The delivery locations are also expected to remain the same. India, China and Eastern Europe are the most prominent destinations on the analytics outsourcing map. Others include nearshore countries to the US such as Mexico and Costa Rica, and offshore destinations such as Singapore and Sri Lanka.
On the buyers’ front, Fortune 500 companies are the big-league clients for this knowledge service. Pankaj Kulshreshtha, senior vice president, Genpact's analytics and research department articulated, “Genpact has a large concentration in America and a large portion of their current revenue comes from this region. It has footprints in Europe, China, India and Australia. In the coming years, it is expecting to grow significantly in Europe and Asia-Pacific Region.”
In 2012, WNS – whose clients are based in the US and European Union region – would also expand its client base in the Asia-Pacific region.

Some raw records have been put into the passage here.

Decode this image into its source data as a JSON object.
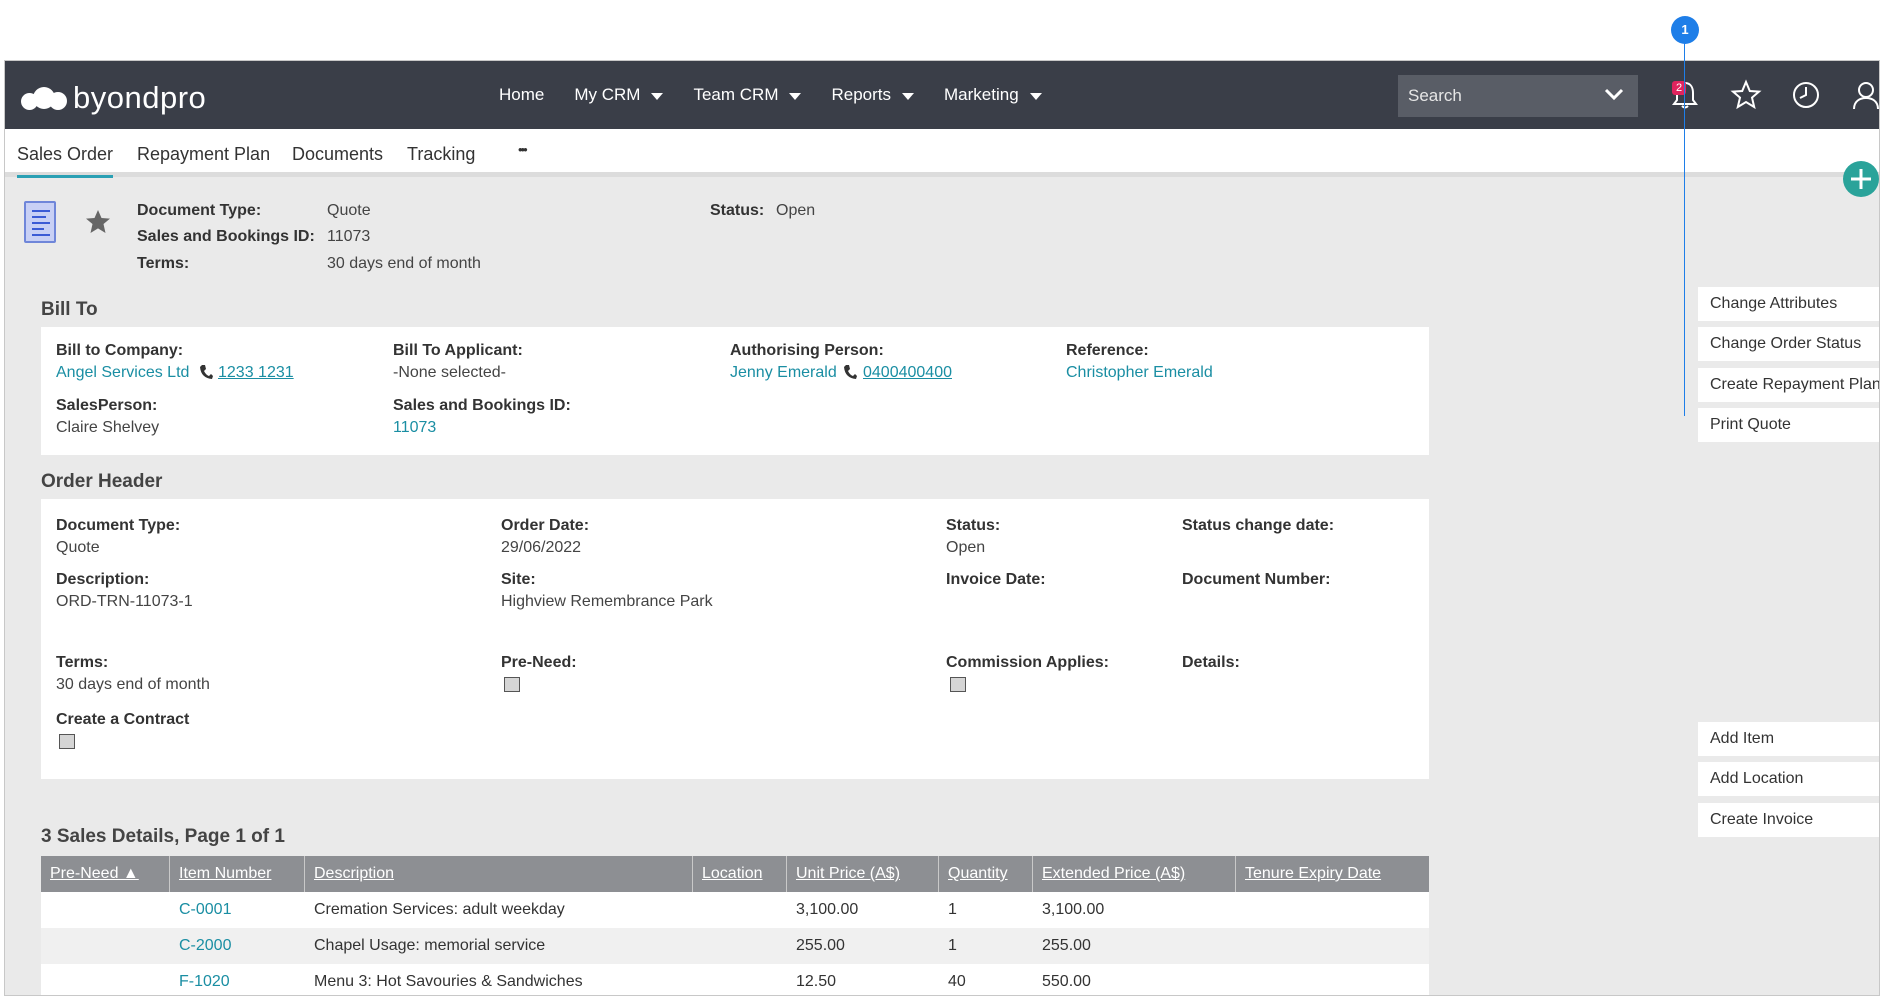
{
  "app": {
    "logo_text": "byondpro",
    "nav": [
      "Home",
      "My CRM",
      "Team CRM",
      "Reports",
      "Marketing"
    ],
    "search_placeholder": "Search",
    "notification_count": "2",
    "marker_label": "1"
  },
  "tabs": [
    "Sales Order",
    "Repayment Plan",
    "Documents",
    "Tracking",
    "•••"
  ],
  "summary": {
    "document_type_label": "Document Type:",
    "document_type": "Quote",
    "sb_id_label": "Sales and Bookings ID:",
    "sb_id": "11073",
    "terms_label": "Terms:",
    "terms": "30 days end of month",
    "status_label": "Status:",
    "status": "Open"
  },
  "bill_to": {
    "title": "Bill To",
    "company_label": "Bill to Company:",
    "company": "Angel Services Ltd",
    "company_phone": "1233 1231",
    "applicant_label": "Bill To Applicant:",
    "applicant": "-None selected-",
    "auth_label": "Authorising Person:",
    "auth_person": "Jenny Emerald",
    "auth_phone": "0400400400",
    "reference_label": "Reference:",
    "reference": "Christopher Emerald",
    "salesperson_label": "SalesPerson:",
    "salesperson": "Claire Shelvey",
    "sb_id_label": "Sales and Bookings ID:",
    "sb_id": "11073"
  },
  "order_header": {
    "title": "Order Header",
    "doc_type_label": "Document Type:",
    "doc_type": "Quote",
    "order_date_label": "Order Date:",
    "order_date": "29/06/2022",
    "status_label": "Status:",
    "status": "Open",
    "status_change_label": "Status change date:",
    "description_label": "Description:",
    "description": "ORD-TRN-11073-1",
    "site_label": "Site:",
    "site": "Highview Remembrance Park",
    "invoice_date_label": "Invoice Date:",
    "document_number_label": "Document Number:",
    "terms_label": "Terms:",
    "terms": "30 days end of month",
    "pre_need_label": "Pre-Need:",
    "commission_label": "Commission Applies:",
    "details_label": "Details:",
    "contract_label": "Create a Contract"
  },
  "actions": {
    "top": [
      "Change Attributes",
      "Change Order Status",
      "Create Repayment Plan",
      "Print Quote"
    ],
    "bottom": [
      "Add Item",
      "Add Location",
      "Create Invoice"
    ]
  },
  "sales_details": {
    "title": "3 Sales Details, Page 1 of 1",
    "columns": [
      "Pre-Need ▲",
      "Item Number",
      "Description",
      "Location",
      "Unit Price (A$)",
      "Quantity",
      "Extended Price (A$)",
      "Tenure Expiry Date"
    ],
    "rows": [
      {
        "item": "C-0001",
        "description": "Cremation Services: adult weekday",
        "unit_price": "3,100.00",
        "quantity": "1",
        "extended": "3,100.00"
      },
      {
        "item": "C-2000",
        "description": "Chapel Usage: memorial service",
        "unit_price": "255.00",
        "quantity": "1",
        "extended": "255.00"
      },
      {
        "item": "F-1020",
        "description": "Menu 3: Hot Savouries & Sandwiches",
        "unit_price": "12.50",
        "quantity": "40",
        "extended": "550.00"
      }
    ]
  }
}
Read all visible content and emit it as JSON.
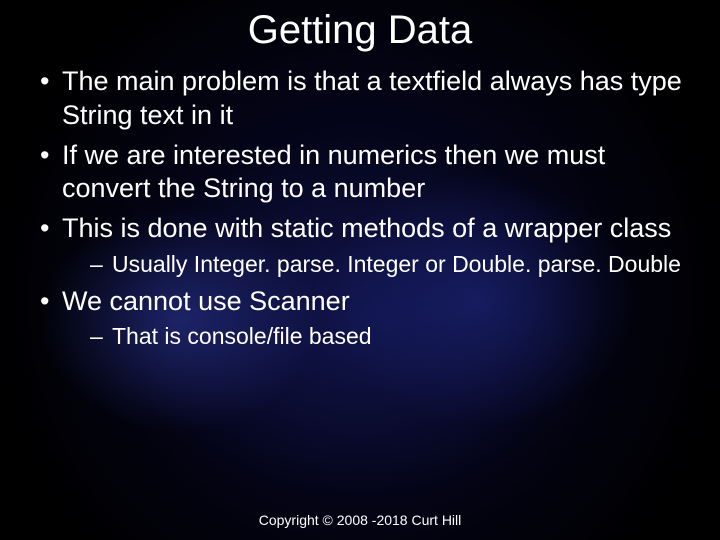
{
  "title": "Getting Data",
  "bullets": [
    {
      "text": "The main problem is that a textfield always has type String text in it",
      "sub": []
    },
    {
      "text": "If we are interested in numerics then we must convert the String to a number",
      "sub": []
    },
    {
      "text": "This is done with static methods of a wrapper class",
      "sub": [
        "Usually Integer. parse. Integer or Double. parse. Double"
      ]
    },
    {
      "text": "We cannot use Scanner",
      "sub": [
        "That is console/file based"
      ]
    }
  ],
  "footer": "Copyright © 2008 -2018 Curt Hill"
}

The next 10 years of the analytics landscape will be drastically different from the last one. “With structural shifts in demographics, that will reflect more prominently in the international trade and economics, where outsourcing will no longer be a choice. The KPO industry in India has gone through a “concept selling” phase in the last few years for a majority of clients who have so far utilized BPO services. At the same time, some clients have been able to create a competitive advantage for themselves through establishing Analytics Centers of Excellence programs that have resulted in improved decision making across multiple business groups, markets and geographies,” opined Kharbanda.
Industry verticals such as shipping and logistics, manufacturing and supply chain were initially not very active in this space, but they now offer good opportunities. From an offering standpoint, web and web related services are very much in demand from the market, as are packaged solutions that combine consulting services with delivery.
“As a business partner, clients will expect a far greater expertise in vertical industry knowledge from their providers as well as the latest combined BPO and IT outsourcing capabilities. Providers will need to possess industry, technical and functional knowledge. They will need the proven ability to deliver end-to-end processes and deploy analytics in order to identify opportunities to improve and add value to a client’s business. And they need a strong transformational capability by making change management a priority,” said Sagoo.
Viral Thakker, executive director, performance and technology services KPMG pointed out some of the emerging/growth areas in analytics:
Customer analytics for the energy and utilities sector
Fraud analytics in retail banking
Cyber-analytics to detect cyber crime and terrorism
Learning analytics to assess academic performance
Other trends that could emerge are:
Cloud-based BI tools could see proliferation
Social network data mining for customer analytics
‘Big data analytics’— Big data refers to the tools, processes and procedures allowing an organization to create, manipulate, and manage very large data sets and storage facilities.